Hopefully 2018’s poor harvest is just an off-year–a down season in the cycle. And since there’s not much out there, I guess I’ll leave most of it to the critters. I kind of like it when the squirrels sit on the back deck methodically eating nuts that leave smears of black, walnut leavings.

Reminds me of how God provides for squirrels and growing children just the same. And how what he provides nourished my body back then and my heart today.

Praying with Jane (Austen)

JaneHow could I resist?

I was offered an opportunity to be part of the launch team for Rachel Dodge‘s new devotional Praying with Jane: 31 Days Through the Prayers of Jane AustenSign me up!

I’ve read and reread all of Austen’s novels and while I was vaguely aware that her father was a clergyman it never occurred to me to think of her as a person of faith. But it turns out she left three written prayers that were saved by her sister Cassandra.

Prayers Composed by my ever dear Sister, Jane.

Growing up immersed in the Anglican church, Jane likely took part in family prayers each morning and evening, attended multiple–lengthy–services on Sunday, and spent a fair amount of time in personal prayer each day.
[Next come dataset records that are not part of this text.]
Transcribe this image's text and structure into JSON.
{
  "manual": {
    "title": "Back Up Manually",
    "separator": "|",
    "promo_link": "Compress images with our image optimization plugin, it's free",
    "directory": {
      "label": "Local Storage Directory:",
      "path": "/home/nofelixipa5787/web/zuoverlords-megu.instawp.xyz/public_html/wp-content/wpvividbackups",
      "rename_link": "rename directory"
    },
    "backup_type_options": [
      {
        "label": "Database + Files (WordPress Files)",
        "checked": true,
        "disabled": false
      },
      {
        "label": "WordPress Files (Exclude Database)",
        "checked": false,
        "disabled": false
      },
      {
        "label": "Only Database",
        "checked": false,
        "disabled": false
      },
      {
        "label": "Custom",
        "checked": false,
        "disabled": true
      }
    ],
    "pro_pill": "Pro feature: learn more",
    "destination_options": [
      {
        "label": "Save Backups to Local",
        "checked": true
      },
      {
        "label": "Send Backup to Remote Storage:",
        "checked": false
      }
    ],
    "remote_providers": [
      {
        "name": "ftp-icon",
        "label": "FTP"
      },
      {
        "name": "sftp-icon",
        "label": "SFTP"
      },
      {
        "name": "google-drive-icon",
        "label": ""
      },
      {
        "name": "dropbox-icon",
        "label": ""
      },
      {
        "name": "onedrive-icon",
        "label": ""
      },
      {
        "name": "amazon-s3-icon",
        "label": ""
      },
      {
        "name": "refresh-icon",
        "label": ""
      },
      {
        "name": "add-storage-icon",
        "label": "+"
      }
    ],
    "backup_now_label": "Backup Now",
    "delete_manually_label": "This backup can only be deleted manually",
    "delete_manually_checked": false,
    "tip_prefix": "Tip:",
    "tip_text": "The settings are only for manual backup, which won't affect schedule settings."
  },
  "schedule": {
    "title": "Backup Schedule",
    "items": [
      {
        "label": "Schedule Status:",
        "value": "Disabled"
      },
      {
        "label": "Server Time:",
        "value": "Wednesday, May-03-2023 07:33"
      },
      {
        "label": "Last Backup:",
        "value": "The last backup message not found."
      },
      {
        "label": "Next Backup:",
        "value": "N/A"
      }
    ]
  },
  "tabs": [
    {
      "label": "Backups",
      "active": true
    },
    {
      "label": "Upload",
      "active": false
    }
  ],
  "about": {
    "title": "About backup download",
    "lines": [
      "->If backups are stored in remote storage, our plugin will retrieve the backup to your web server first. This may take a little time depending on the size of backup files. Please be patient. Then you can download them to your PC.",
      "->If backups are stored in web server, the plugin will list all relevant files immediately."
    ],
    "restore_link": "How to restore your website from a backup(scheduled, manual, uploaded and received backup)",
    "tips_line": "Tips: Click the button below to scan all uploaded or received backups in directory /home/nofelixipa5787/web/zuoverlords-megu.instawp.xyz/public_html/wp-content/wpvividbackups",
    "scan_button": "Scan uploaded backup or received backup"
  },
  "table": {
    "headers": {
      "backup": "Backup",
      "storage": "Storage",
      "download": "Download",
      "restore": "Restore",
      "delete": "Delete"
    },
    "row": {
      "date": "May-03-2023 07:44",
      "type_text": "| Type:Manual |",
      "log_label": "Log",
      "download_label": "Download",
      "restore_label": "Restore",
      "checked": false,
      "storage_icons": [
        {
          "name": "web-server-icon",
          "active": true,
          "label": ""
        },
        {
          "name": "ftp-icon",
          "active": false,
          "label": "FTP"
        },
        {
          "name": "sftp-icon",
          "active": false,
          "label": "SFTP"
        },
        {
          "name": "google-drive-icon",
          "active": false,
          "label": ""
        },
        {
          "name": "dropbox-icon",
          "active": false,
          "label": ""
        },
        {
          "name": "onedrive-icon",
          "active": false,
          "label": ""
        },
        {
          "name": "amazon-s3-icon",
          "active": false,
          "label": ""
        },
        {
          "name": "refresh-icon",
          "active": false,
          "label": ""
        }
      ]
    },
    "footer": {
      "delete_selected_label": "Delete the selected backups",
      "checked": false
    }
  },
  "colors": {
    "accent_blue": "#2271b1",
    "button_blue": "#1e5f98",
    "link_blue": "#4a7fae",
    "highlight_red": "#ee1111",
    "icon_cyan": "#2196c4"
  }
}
This is a side of Jane Austen I wanted to know more about.

And, since I might have some compulsive tendencies, when I noted that there are 31 devotions AND 31 days in October, I jumped into the book last week. The verdict? It’s DELIGHTFUL. Dodge does a lovely job of parsing the prayers as she weaves in scripture and snippets from Austen’s stories. All while consoling, inspiring, and encouraging me to examine my own faith.

I’m so delighted to share with you about Praying With Jane. Even though I’m only eight days in, I can already heartily recommend the book for yourself or as a gift for your favorite Jane-ite. It’s a treasure.

Appalachian Thursday – Fleeting Summer

I’ve loved Robert Frost’s poem Nothing Gold Can Stay since I first saw The Outsiders movie. I think that’s the hardest I’ve ever cried at a movie. The poem is so gorgeously bittersweet. To me, it’s always spoken of that moment in autumn when nature is at it’s most perfect. You just want to seize the instant and somehow preserve it. Well, Robert Frost did and every time I read his words my throat tightens and my eyes mist.

I love autumn in the mountains. The temperatures cool; the lush, summer green of the woods begins to thin; leaves change color; sunset comes earlier; and you wear sweaters even when it’s too warm for them.

And the flowers fade . . .

If you follow my author page on Facebook, you’ve likely seen my Wildflower Wednesday posts. I’m such a wildflower fanatic, I take pictures all summer. But there are fewer flowers as summer wanes. So, I thought I’d take a moment to look back at a summer’s worth of nature’s glory before we step fully into another Appalachian autumn.

NOTHING GOLD CAN STAY

Nature’s first green is gold, 
Her hardest hue to hold. 
Her early leaf’s a flower; 
But only so an hour. 
Then leaf subsides to leaf. 
So Eden sank to grief, 
So dawn goes down to day. 
Nothing gold can stay. 

-Robert Frost